(Activity) Where a picture appears, leave it out; copy everything else in the records exactly.

::::::

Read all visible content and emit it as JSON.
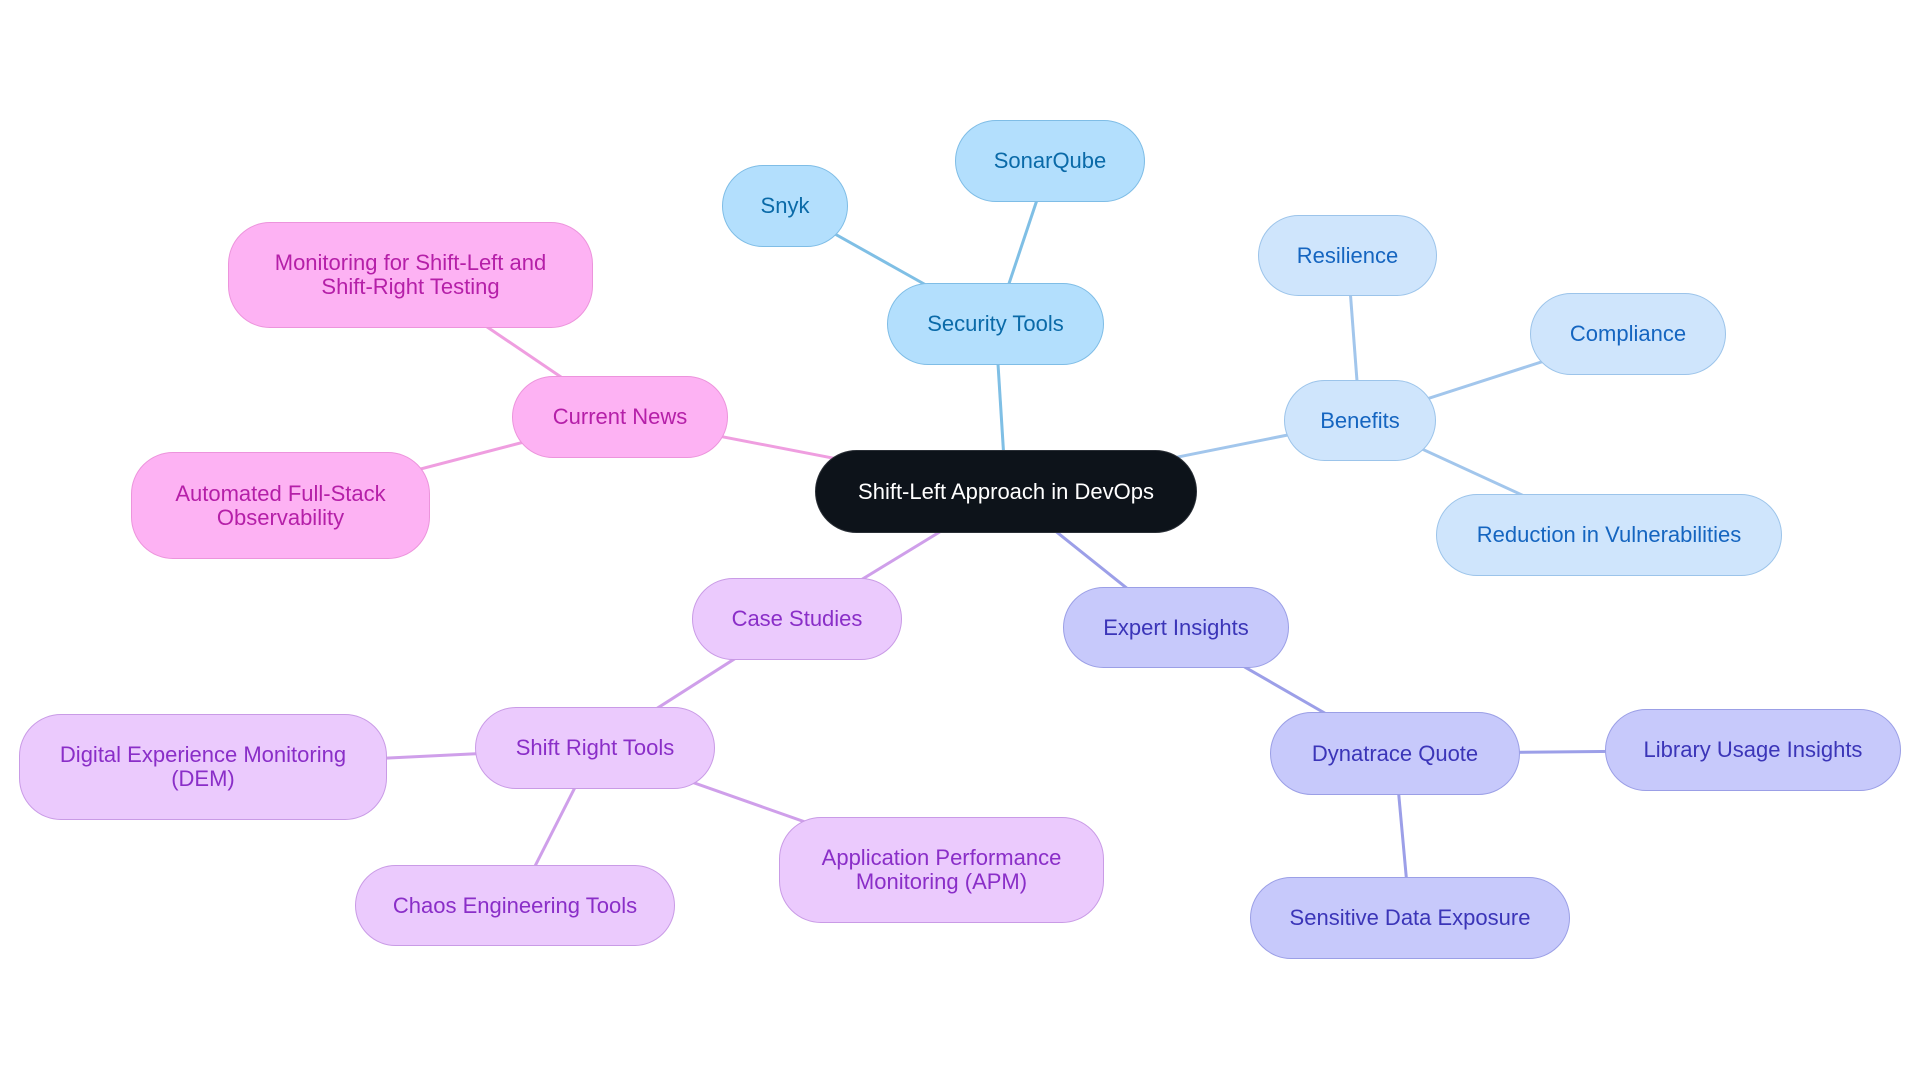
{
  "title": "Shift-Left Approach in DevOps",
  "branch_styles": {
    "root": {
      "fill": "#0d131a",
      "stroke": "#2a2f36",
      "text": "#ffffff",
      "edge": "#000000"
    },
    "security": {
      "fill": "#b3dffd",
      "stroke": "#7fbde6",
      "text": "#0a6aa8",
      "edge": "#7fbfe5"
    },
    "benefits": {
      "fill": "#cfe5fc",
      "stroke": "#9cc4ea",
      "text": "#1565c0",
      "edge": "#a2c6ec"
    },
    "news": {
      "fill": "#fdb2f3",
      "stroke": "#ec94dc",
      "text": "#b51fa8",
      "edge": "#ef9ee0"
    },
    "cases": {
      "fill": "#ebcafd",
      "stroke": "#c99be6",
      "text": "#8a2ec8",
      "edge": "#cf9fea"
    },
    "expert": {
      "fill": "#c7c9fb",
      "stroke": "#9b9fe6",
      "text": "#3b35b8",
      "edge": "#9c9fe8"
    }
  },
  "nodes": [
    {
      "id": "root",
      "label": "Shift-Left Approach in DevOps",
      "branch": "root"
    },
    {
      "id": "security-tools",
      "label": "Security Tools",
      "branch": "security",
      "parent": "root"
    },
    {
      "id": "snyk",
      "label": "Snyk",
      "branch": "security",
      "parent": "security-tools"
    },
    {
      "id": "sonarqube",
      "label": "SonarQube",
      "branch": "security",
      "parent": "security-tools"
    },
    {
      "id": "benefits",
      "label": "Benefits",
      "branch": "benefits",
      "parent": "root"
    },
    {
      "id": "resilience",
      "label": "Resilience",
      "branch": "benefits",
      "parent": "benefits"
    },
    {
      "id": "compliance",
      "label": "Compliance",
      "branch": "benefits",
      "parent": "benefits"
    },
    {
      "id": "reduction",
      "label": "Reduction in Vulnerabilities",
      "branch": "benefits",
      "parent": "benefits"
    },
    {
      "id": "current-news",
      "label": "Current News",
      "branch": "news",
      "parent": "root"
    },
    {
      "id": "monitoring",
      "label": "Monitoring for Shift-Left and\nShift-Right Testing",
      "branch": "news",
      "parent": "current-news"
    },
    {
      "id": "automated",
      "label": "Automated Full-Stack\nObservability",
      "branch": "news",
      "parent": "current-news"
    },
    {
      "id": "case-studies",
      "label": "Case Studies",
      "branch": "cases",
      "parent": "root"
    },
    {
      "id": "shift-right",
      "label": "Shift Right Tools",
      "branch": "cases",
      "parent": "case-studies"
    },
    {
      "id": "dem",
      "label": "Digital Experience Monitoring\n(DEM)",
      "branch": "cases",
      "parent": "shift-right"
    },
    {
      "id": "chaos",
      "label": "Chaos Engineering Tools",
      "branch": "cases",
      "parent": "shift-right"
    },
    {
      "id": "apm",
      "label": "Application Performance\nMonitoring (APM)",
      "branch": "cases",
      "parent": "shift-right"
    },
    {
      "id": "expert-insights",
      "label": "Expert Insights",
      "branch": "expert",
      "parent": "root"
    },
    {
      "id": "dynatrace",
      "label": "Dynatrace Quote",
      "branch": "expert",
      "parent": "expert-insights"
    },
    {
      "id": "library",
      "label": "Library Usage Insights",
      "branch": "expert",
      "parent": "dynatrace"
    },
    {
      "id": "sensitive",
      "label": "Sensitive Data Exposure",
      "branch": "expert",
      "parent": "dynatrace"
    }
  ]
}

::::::

(Reply to the exercise)
Read all visible content and emit it as JSON.
{
  "title": "Shift-Left Approach in DevOps",
  "branch_styles": {
    "root": {
      "fill": "#0d131a",
      "stroke": "#2a2f36",
      "text": "#ffffff",
      "edge": "#000000"
    },
    "security": {
      "fill": "#b3dffd",
      "stroke": "#7fbde6",
      "text": "#0a6aa8",
      "edge": "#7fbfe5"
    },
    "benefits": {
      "fill": "#cfe5fc",
      "stroke": "#9cc4ea",
      "text": "#1565c0",
      "edge": "#a2c6ec"
    },
    "news": {
      "fill": "#fdb2f3",
      "stroke": "#ec94dc",
      "text": "#b51fa8",
      "edge": "#ef9ee0"
    },
    "cases": {
      "fill": "#ebcafd",
      "stroke": "#c99be6",
      "text": "#8a2ec8",
      "edge": "#cf9fea"
    },
    "expert": {
      "fill": "#c7c9fb",
      "stroke": "#9b9fe6",
      "text": "#3b35b8",
      "edge": "#9c9fe8"
    }
  },
  "nodes": [
    {
      "id": "root",
      "label": "Shift-Left Approach in DevOps",
      "branch": "root"
    },
    {
      "id": "security-tools",
      "label": "Security Tools",
      "branch": "security",
      "parent": "root"
    },
    {
      "id": "snyk",
      "label": "Snyk",
      "branch": "security",
      "parent": "security-tools"
    },
    {
      "id": "sonarqube",
      "label": "SonarQube",
      "branch": "security",
      "parent": "security-tools"
    },
    {
      "id": "benefits",
      "label": "Benefits",
      "branch": "benefits",
      "parent": "root"
    },
    {
      "id": "resilience",
      "label": "Resilience",
      "branch": "benefits",
      "parent": "benefits"
    },
    {
      "id": "compliance",
      "label": "Compliance",
      "branch": "benefits",
      "parent": "benefits"
    },
    {
      "id": "reduction",
      "label": "Reduction in Vulnerabilities",
      "branch": "benefits",
      "parent": "benefits"
    },
    {
      "id": "current-news",
      "label": "Current News",
      "branch": "news",
      "parent": "root"
    },
    {
      "id": "monitoring",
      "label": "Monitoring for Shift-Left and\nShift-Right Testing",
      "branch": "news",
      "parent": "current-news"
    },
    {
      "id": "automated",
      "label": "Automated Full-Stack\nObservability",
      "branch": "news",
      "parent": "current-news"
    },
    {
      "id": "case-studies",
      "label": "Case Studies",
      "branch": "cases",
      "parent": "root"
    },
    {
      "id": "shift-right",
      "label": "Shift Right Tools",
      "branch": "cases",
      "parent": "case-studies"
    },
    {
      "id": "dem",
      "label": "Digital Experience Monitoring\n(DEM)",
      "branch": "cases",
      "parent": "shift-right"
    },
    {
      "id": "chaos",
      "label": "Chaos Engineering Tools",
      "branch": "cases",
      "parent": "shift-right"
    },
    {
      "id": "apm",
      "label": "Application Performance\nMonitoring (APM)",
      "branch": "cases",
      "parent": "shift-right"
    },
    {
      "id": "expert-insights",
      "label": "Expert Insights",
      "branch": "expert",
      "parent": "root"
    },
    {
      "id": "dynatrace",
      "label": "Dynatrace Quote",
      "branch": "expert",
      "parent": "expert-insights"
    },
    {
      "id": "library",
      "label": "Library Usage Insights",
      "branch": "expert",
      "parent": "dynatrace"
    },
    {
      "id": "sensitive",
      "label": "Sensitive Data Exposure",
      "branch": "expert",
      "parent": "dynatrace"
    }
  ]
}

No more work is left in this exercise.